The Paleo lifestyle is known to be mainly whole foods (not processed), grain-free and dairy-free. While you may not follow the Paleo diet to the letter (I don’t follow any diet to the letter), the great thing about adding this term to your recipe search, is that you’re far more likely to get results that are free from many ingredients that trigger inflammation (i.e. pain).
Inflammation-causing foods include grains, dairy, alcohol, sugar, caffeine, soy, beans, lentils, artificial sweeteners, packaged and processed foods, artificial chemicals/additives, etc.
It’s also important to address food sensitivities that affect YOU. For many with fibromyalgia and autoimmune health challenges, foods that belong to the nightshade family may be a problematic.
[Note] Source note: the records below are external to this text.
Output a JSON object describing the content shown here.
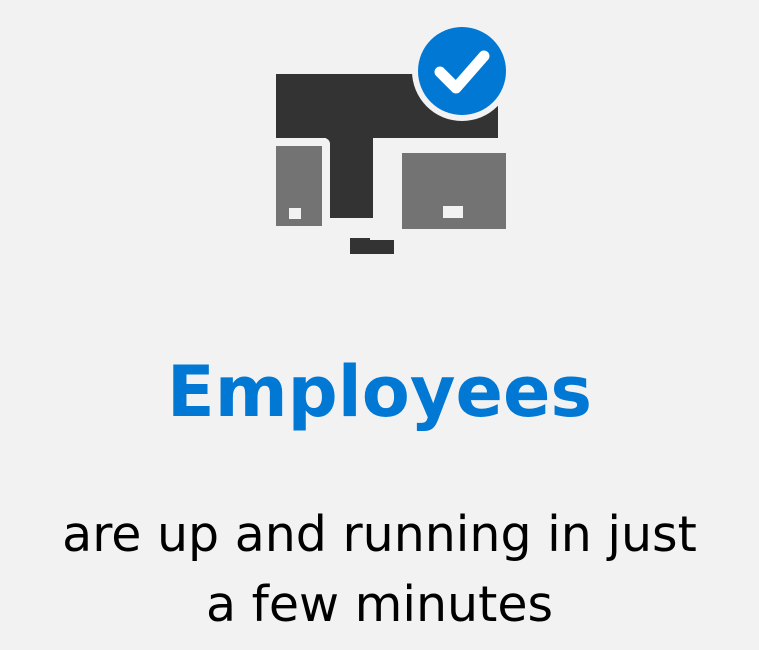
{
  "icon": "devices-with-checkmark-icon",
  "heading": "Employees",
  "subtitle": {
    "line1": "are up and running in just",
    "line2": "a few minutes"
  },
  "colors": {
    "background": "#f2f2f2",
    "accent": "#0078d4",
    "monitor_dark": "#333333",
    "device_gray": "#737373",
    "text": "#000000"
  }
}
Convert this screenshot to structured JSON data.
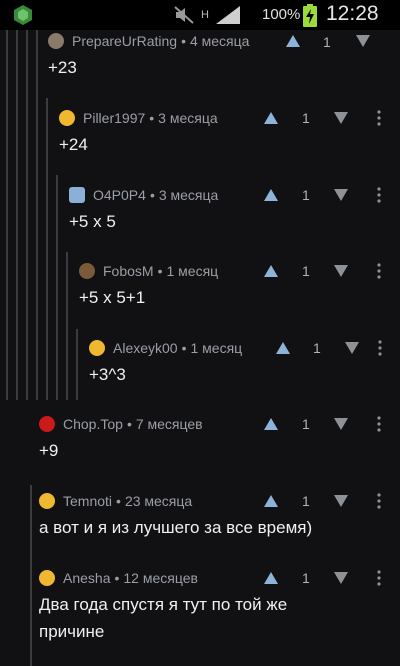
{
  "status_bar": {
    "battery_percent": "100%",
    "time": "12:28",
    "network_label": "H",
    "icons": [
      "app-icon",
      "mute-icon",
      "data-arrows-icon",
      "signal-icon",
      "battery-charging-icon"
    ]
  },
  "comments": [
    {
      "author": "PrepareUrRating",
      "age": "4 месяца",
      "score": "1",
      "text": "+23",
      "avatar_color": "#8a7a6a"
    },
    {
      "author": "Piller1997",
      "age": "3 месяца",
      "score": "1",
      "text": "+24",
      "avatar_color": "#f0b830"
    },
    {
      "author": "O4P0P4",
      "age": "3 месяца",
      "score": "1",
      "text": "+5 x 5",
      "avatar_color": "#8ab0d8"
    },
    {
      "author": "FobosM",
      "age": "1 месяц",
      "score": "1",
      "text": "+5 x 5+1",
      "avatar_color": "#7a5a3a"
    },
    {
      "author": "Alexeyk00",
      "age": "1 месяц",
      "score": "1",
      "text": "+3^3",
      "avatar_color": "#f0b830"
    },
    {
      "author": "Chop.Top",
      "age": "7 месяцев",
      "score": "1",
      "text": "+9",
      "avatar_color": "#cc1a1a"
    },
    {
      "author": "Temnoti",
      "age": "23 месяца",
      "score": "1",
      "text": "а вот и я из лучшего за все время)",
      "avatar_color": "#f0b830"
    },
    {
      "author": "Anesha",
      "age": "12 месяцев",
      "score": "1",
      "text_lines": [
        "Два года спустя я тут по той же",
        "причине"
      ],
      "avatar_color": "#f0b830"
    }
  ],
  "colors": {
    "background": "#111113",
    "thread_line": "#3c3c40",
    "vote_arrow": "#8db4d8",
    "meta_text": "#9a9ea6"
  }
}
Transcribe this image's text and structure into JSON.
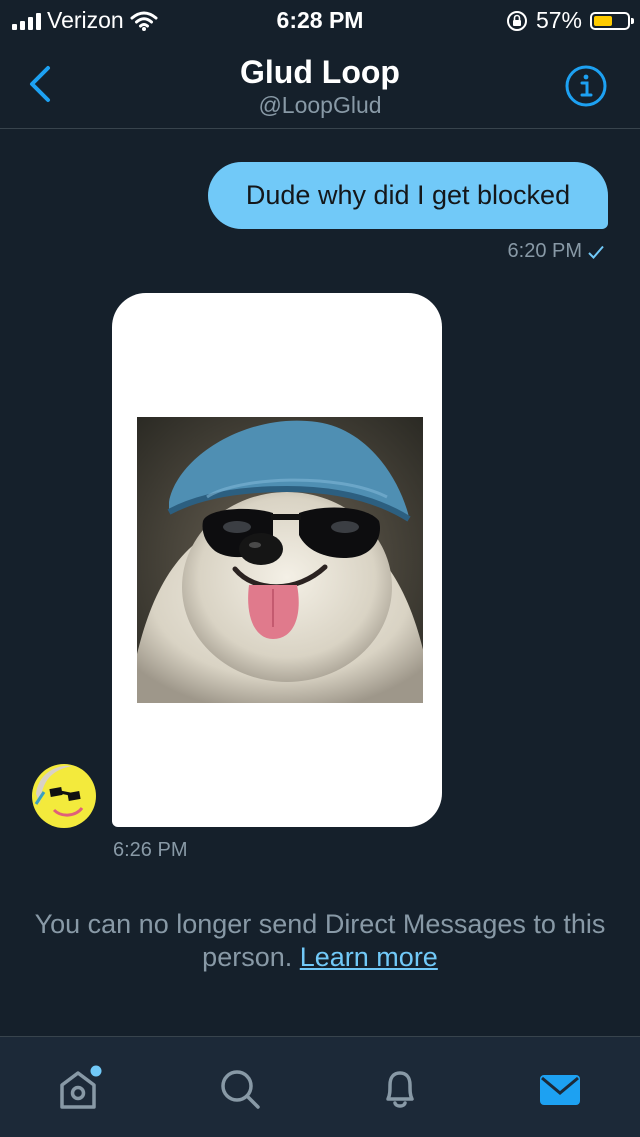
{
  "status_bar": {
    "carrier": "Verizon",
    "time": "6:28 PM",
    "battery_percent": "57%",
    "battery_level": 0.57,
    "icons": [
      "signal-icon",
      "wifi-icon",
      "rotation-lock-icon",
      "battery-icon"
    ]
  },
  "header": {
    "title": "Glud Loop",
    "handle": "@LoopGlud",
    "icons": [
      "back-chevron-icon",
      "info-icon"
    ]
  },
  "messages": [
    {
      "direction": "outgoing",
      "text": "Dude why did I get blocked",
      "time": "6:20 PM",
      "status_icon": "checkmark-icon"
    },
    {
      "direction": "incoming",
      "media": "dog-with-sunglasses-image",
      "time": "6:26 PM"
    }
  ],
  "notice": {
    "text": "You can no longer send Direct Messages to this person.",
    "link": "Learn more"
  },
  "tab_bar": {
    "items": [
      "home-icon",
      "search-icon",
      "notifications-icon",
      "messages-icon"
    ],
    "active": "messages-icon"
  },
  "colors": {
    "background": "#15202b",
    "accent": "#71c9f8",
    "muted_text": "#8899a6",
    "battery": "#ffcc00"
  }
}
The main nightshades to consider are — tomatoes, bell peppers, eggplant, hot peppers, goji berries, paprika, potatoes (other than sweet potatoes), etc.
The Best Thanksgiving Day Tip
Last, but definitely not least, do you know what the greatest health-inducing and pain-relieving gift that Thanksgiving Day has to offer?
The opportunity to express gratitude.
Feeling a deep, heart-felt sense of thankfulness and gratitude has been shown to elevate the “happiness hormones” that give us a sense of well-being. It’s been proven to increase our sense of joy and optimism, strengthen our immune system, and help us feel more connected to others.(2)
Before the busyness of Thanksgiving Day arrives, I encourage you to take a moment to write a gratitude list. For tips on how to begin (even if you don’t feel particularly grateful), check out this “How to Write out a Gratitude List” article.
Need a few more reasons to make your gratitude list? Read this “10 Reasons Why Gratitude is Healthy” article from the Huffington Post.
My wish to you is that your Thanksgiving Day be filled with healing foods, soul-affirming activities, and supportive relationships and conversations. That’s the best healthy recipe you can follow for any occasion.
This article, originally published November 12, 2014, was updated on November 23, 2019.
Sue Ingebretson is becoming a most sought after symptom-relief expert in the fibromyalgia and chronic illness communities. She’s known for getting to the root of her client’s health challenges and delivering long-term results using a light-hearted approach without quick-fix remedies that only mask symptoms. You can find out more and contact Sue at Rebuilding Wellness.
1. Rosenberg, Robert. “Food and Sleep…Fact vs Fiction.” Everyday Health. November 26, 2013.
2. “Expanding the Science and Practice of Gratitude.” Greater Good. Retrieved 11/11/2014.